Sublime, sublime. Didn’t Michelangelo ever try to be funny?
Here are two grotesque masks that Michelangelo used as decoration on the cuirass (armor) of his great marble figure of Giuliano de’ Medici:
Giuliano de Medici See a large version here)
Perhaps they are Medusas—faces meant to frighten the enemy. Yet, because they are so silly, perhaps they were supposed to be insulting as well. Insulting?
The Renaissance idea of funny wasn’t like ours. Many jokes and stories were triumphantly mean. The man who was superior or felt himself superior pulled a good one over his enemy and then insulted him, mocked him. “[Already] in the Middle Ages we read how hostile armies, princes, and nobles provoked one another with symbolic insults, and how the defeated party was then loaded with symbolic outrage,” says Jakob Burckhardt in his study of Renaissance wit.

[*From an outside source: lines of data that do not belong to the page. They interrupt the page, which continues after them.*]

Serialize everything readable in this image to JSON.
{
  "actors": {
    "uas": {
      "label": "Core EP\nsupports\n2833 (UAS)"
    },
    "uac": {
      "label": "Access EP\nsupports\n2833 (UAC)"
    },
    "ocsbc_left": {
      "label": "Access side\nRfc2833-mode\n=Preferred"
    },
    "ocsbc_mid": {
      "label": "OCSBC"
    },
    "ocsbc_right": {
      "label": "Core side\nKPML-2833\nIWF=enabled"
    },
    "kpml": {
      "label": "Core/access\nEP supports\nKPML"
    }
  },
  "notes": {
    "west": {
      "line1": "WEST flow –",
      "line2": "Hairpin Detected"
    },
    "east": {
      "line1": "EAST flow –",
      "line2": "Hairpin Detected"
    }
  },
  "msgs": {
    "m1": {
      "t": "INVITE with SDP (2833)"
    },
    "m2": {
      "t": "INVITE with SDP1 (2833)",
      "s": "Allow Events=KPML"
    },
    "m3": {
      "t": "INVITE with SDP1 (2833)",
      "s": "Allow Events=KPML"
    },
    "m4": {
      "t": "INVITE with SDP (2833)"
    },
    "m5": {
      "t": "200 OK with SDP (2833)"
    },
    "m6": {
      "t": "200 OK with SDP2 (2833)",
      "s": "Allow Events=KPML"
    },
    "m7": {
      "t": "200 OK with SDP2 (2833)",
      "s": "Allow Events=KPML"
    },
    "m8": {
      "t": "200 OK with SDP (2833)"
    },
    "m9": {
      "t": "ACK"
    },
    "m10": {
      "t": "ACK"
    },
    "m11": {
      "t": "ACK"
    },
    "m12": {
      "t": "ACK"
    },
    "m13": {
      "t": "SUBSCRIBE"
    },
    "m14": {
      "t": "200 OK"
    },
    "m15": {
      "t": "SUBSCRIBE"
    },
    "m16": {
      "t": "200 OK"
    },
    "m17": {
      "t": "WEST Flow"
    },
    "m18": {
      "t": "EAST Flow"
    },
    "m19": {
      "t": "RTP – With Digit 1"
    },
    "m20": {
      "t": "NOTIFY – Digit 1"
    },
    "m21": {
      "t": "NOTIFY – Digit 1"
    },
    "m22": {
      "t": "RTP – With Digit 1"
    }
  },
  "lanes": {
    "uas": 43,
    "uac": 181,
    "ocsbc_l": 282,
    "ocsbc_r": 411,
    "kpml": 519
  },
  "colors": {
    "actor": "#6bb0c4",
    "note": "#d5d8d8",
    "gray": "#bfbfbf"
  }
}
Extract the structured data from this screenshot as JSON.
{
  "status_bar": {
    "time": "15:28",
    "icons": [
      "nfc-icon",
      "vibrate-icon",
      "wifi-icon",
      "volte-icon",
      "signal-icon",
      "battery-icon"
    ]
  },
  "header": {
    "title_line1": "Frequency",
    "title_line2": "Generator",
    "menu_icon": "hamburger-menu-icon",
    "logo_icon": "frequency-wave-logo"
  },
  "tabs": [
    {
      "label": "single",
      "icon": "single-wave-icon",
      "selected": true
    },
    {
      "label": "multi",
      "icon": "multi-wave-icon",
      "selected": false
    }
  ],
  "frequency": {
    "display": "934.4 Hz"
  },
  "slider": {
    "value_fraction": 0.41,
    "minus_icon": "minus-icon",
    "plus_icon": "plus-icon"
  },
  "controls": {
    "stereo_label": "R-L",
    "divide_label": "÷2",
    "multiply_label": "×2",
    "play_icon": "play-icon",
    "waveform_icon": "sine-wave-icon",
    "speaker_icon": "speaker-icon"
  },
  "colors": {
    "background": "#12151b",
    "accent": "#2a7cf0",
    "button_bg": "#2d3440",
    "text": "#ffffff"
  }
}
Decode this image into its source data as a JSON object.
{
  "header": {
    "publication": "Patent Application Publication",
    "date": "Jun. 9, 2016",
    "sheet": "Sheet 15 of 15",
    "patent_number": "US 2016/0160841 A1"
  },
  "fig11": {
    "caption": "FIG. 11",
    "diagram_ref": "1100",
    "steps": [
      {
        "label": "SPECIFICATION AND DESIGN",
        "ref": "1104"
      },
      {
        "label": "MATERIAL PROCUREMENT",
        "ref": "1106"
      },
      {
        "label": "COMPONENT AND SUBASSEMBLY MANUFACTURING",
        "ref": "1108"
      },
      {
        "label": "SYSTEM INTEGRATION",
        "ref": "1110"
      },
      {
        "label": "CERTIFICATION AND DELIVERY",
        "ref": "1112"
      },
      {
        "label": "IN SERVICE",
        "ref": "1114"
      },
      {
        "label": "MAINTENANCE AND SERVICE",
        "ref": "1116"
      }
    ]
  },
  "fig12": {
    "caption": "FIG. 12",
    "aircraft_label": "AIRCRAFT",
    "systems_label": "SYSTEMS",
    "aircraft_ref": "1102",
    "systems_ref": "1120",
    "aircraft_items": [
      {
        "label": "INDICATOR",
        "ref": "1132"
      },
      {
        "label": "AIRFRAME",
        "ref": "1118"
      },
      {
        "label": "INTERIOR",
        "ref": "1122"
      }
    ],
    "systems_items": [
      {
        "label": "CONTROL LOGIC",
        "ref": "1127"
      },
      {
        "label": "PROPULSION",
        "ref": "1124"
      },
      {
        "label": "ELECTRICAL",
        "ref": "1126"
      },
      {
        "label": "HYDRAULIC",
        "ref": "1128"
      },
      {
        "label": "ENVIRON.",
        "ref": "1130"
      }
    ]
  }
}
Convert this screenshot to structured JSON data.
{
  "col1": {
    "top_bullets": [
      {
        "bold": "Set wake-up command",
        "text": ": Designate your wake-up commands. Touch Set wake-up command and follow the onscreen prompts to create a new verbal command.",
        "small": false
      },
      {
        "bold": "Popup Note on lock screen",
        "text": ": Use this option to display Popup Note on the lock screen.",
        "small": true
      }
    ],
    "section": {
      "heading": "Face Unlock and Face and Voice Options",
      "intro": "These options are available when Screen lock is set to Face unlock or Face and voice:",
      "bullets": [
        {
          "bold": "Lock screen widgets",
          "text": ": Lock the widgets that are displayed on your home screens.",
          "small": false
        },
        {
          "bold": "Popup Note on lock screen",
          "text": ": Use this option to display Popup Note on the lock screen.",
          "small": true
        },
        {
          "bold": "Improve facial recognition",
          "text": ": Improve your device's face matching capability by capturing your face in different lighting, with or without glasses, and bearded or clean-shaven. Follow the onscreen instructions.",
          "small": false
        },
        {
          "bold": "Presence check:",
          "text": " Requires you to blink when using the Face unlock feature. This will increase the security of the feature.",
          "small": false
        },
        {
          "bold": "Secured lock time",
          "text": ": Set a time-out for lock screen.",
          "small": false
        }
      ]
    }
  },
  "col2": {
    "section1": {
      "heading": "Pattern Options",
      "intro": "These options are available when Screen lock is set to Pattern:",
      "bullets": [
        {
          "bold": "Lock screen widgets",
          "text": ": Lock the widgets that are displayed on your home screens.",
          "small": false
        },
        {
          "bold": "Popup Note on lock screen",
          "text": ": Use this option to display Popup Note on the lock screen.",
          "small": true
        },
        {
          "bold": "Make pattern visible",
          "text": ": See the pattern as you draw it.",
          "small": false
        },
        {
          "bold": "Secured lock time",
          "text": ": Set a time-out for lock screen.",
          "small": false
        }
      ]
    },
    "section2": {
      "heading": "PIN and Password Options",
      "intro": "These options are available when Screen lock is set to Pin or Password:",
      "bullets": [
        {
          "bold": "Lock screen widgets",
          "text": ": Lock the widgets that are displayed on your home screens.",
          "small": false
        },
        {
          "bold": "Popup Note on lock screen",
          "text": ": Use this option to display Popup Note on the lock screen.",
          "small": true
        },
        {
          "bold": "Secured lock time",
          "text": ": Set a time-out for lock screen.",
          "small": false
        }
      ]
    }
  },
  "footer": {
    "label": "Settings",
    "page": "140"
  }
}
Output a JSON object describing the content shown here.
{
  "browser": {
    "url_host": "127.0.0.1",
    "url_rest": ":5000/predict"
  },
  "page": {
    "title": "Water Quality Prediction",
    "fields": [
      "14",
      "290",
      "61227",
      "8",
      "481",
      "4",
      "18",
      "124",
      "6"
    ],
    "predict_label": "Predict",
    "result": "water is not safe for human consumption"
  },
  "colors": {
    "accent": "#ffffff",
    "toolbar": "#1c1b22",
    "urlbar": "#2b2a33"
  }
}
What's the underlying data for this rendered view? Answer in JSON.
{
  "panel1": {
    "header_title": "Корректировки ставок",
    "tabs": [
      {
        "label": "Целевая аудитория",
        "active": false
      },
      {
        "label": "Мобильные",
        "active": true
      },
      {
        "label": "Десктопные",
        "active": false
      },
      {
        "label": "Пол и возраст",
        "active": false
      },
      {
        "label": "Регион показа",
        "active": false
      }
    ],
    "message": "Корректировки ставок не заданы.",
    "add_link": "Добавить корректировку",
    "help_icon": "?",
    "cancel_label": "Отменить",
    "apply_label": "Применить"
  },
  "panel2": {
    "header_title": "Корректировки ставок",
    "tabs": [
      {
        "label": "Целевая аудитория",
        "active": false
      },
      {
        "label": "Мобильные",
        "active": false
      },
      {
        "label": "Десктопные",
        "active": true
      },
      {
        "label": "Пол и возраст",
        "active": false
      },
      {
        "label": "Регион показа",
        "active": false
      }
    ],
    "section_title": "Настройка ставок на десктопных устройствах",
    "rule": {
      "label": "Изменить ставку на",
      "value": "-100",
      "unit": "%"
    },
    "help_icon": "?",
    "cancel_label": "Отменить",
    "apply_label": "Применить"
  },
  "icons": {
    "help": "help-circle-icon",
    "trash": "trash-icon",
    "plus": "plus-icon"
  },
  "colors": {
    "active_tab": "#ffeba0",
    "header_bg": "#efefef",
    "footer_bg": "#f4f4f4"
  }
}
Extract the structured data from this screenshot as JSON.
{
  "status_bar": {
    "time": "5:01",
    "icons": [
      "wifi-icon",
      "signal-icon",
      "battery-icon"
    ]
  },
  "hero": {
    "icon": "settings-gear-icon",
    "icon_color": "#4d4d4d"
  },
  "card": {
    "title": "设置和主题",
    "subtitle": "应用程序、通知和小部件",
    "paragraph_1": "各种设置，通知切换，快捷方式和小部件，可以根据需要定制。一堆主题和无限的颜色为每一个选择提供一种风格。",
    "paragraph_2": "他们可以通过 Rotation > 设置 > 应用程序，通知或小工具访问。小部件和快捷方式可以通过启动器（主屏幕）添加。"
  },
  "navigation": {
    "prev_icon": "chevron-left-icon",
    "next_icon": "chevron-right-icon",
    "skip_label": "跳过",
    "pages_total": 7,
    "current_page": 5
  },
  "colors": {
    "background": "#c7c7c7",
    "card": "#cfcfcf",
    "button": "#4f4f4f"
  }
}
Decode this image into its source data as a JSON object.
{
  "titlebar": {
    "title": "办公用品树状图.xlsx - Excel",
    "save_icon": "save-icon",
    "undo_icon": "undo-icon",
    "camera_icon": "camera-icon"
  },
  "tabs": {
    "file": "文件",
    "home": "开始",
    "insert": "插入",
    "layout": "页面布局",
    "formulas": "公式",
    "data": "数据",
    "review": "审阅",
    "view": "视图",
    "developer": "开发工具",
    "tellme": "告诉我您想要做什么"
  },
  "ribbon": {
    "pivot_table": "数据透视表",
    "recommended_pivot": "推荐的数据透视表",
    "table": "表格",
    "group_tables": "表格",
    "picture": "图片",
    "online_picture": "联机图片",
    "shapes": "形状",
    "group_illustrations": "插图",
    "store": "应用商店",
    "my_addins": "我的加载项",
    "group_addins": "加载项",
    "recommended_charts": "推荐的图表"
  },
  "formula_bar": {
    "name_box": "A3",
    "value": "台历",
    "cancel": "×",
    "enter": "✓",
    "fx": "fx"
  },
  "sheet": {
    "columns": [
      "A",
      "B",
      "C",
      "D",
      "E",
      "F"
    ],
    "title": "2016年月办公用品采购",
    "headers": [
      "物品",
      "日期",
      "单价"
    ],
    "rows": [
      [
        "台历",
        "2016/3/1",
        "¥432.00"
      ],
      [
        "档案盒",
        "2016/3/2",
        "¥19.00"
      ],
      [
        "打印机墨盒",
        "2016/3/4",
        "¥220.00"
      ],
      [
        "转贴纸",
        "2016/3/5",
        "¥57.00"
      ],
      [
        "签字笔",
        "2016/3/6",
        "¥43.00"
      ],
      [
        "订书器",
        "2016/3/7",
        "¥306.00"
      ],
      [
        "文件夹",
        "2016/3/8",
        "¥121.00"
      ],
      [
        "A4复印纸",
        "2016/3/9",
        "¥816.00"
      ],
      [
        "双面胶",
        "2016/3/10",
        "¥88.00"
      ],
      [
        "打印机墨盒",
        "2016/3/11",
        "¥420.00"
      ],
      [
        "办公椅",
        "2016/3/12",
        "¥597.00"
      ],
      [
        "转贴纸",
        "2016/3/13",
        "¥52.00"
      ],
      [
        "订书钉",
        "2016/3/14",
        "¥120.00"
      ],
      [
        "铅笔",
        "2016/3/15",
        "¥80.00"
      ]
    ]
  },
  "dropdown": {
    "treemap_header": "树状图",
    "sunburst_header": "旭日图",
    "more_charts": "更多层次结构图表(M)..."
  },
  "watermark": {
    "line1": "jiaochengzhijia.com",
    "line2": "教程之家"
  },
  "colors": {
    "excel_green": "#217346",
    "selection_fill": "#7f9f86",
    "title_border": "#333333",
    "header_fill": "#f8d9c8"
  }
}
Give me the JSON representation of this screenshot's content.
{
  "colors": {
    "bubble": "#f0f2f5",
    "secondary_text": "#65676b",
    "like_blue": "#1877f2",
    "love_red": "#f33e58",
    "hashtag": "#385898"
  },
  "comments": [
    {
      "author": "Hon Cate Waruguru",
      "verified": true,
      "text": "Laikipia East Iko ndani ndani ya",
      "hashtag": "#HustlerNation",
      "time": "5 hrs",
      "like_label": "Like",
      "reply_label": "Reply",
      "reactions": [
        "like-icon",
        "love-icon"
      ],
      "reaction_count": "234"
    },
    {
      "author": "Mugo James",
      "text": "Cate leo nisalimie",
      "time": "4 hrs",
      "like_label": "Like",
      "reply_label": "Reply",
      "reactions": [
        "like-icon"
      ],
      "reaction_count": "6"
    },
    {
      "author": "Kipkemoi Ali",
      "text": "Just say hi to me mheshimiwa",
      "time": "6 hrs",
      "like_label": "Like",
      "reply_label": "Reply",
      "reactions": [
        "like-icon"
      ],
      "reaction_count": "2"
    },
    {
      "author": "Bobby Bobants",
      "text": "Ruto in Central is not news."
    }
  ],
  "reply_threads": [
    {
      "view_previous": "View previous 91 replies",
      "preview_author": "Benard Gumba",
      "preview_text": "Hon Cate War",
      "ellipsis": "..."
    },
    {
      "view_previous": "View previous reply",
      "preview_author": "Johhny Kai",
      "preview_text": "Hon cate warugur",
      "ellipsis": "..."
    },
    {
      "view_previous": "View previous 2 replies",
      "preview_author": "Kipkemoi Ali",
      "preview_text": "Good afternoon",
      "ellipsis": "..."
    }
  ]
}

By Renaissance days, when many were trying to become great heroes and personalities, this victory wit had become popular. Italy was full of beffe and burle—clever tricks and remarks to put the other guy down or stamp on him when he was underfoot.
Today these do not seem very funny, though a mask like this one (not by Michelangelo) might make us crack a smile:
Could mockery have been the aim of this mask by Michelangelo on the keystone of the Porta Pia in Rome?
The three masks by Michelangelo are taken from Ludwig Goldscheider’s unsurpassed Michelangelo: Paintings, Sculpture, Architecture, first published in 1953 by Phaidon Press, Ltd.
I don’t think Renaissance invented that much in the field… The Tragedy and comedy masks are Greek and Romans… And the meanest the joke, the better, in antiquity, Renaissance and today… I think…
Swallows, they look like gargoyles to me. I looked up the term in Wikipedia, there are some pics of gargoyles very much like these.
I love Michelangelo’s, they’re very cool.
erika: but gargoyles are water spouts: they had a function. And anyway, they try to be funny or fantastic. What do you think Michelangelo intended with his masks? Were they only curious ornament? Do you think he thought they would make you smile? The ones on the cuirass must have been to provoke or intimidate–there was a tradition of Medusa heads on weapons. Weren’t these men roaring like a lion?
Danu: I know Michelangelo took the idea from old Rome and Greece. I only wondered whether they were merely an exercise in design–a curious fantasy;or whether there was a point to them that I miss.
My understanding was gargoyles were originally used as waterspouts, but later, in mediavel times, they were also used as ornaments on buildings and churches- and they were called chimera.
Both gargoyle and chimera were grotesque, mythic, fantastic creatures. You might be right about what Michelangelo intended them for. I find them beautifully grotesque but they don’t make me smile.